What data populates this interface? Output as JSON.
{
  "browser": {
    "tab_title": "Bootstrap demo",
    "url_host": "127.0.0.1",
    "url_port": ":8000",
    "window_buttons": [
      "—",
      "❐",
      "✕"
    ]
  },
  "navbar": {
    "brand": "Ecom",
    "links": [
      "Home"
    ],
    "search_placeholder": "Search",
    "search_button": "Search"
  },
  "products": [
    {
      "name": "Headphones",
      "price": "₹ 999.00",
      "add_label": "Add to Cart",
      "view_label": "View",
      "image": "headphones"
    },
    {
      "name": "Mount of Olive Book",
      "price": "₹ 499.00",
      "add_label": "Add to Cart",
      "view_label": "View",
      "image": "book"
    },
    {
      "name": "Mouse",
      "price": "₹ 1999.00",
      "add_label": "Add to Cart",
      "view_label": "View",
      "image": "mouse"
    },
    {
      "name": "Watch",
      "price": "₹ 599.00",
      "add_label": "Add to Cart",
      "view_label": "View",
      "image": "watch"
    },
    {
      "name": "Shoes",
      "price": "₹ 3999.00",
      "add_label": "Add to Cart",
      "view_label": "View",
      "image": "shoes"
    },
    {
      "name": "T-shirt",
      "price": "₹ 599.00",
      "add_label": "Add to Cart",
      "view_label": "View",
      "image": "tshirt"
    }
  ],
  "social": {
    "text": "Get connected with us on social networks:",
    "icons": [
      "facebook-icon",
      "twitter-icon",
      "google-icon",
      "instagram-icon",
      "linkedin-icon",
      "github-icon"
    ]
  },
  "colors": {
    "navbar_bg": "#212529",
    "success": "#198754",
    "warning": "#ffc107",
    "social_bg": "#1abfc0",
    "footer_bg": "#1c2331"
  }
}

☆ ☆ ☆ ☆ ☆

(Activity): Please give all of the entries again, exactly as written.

(Completed exercise):
What data populates this interface? Output as JSON.
{
  "browser": {
    "tab_title": "Bootstrap demo",
    "url_host": "127.0.0.1",
    "url_port": ":8000",
    "window_buttons": [
      "—",
      "❐",
      "✕"
    ]
  },
  "navbar": {
    "brand": "Ecom",
    "links": [
      "Home"
    ],
    "search_placeholder": "Search",
    "search_button": "Search"
  },
  "products": [
    {
      "name": "Headphones",
      "price": "₹ 999.00",
      "add_label": "Add to Cart",
      "view_label": "View",
      "image": "headphones"
    },
    {
      "name": "Mount of Olive Book",
      "price": "₹ 499.00",
      "add_label": "Add to Cart",
      "view_label": "View",
      "image": "book"
    },
    {
      "name": "Mouse",
      "price": "₹ 1999.00",
      "add_label": "Add to Cart",
      "view_label": "View",
      "image": "mouse"
    },
    {
      "name": "Watch",
      "price": "₹ 599.00",
      "add_label": "Add to Cart",
      "view_label": "View",
      "image": "watch"
    },
    {
      "name": "Shoes",
      "price": "₹ 3999.00",
      "add_label": "Add to Cart",
      "view_label": "View",
      "image": "shoes"
    },
    {
      "name": "T-shirt",
      "price": "₹ 599.00",
      "add_label": "Add to Cart",
      "view_label": "View",
      "image": "tshirt"
    }
  ],
  "social": {
    "text": "Get connected with us on social networks:",
    "icons": [
      "facebook-icon",
      "twitter-icon",
      "google-icon",
      "instagram-icon",
      "linkedin-icon",
      "github-icon"
    ]
  },
  "colors": {
    "navbar_bg": "#212529",
    "success": "#198754",
    "warning": "#ffc107",
    "social_bg": "#1abfc0",
    "footer_bg": "#1c2331"
  }
}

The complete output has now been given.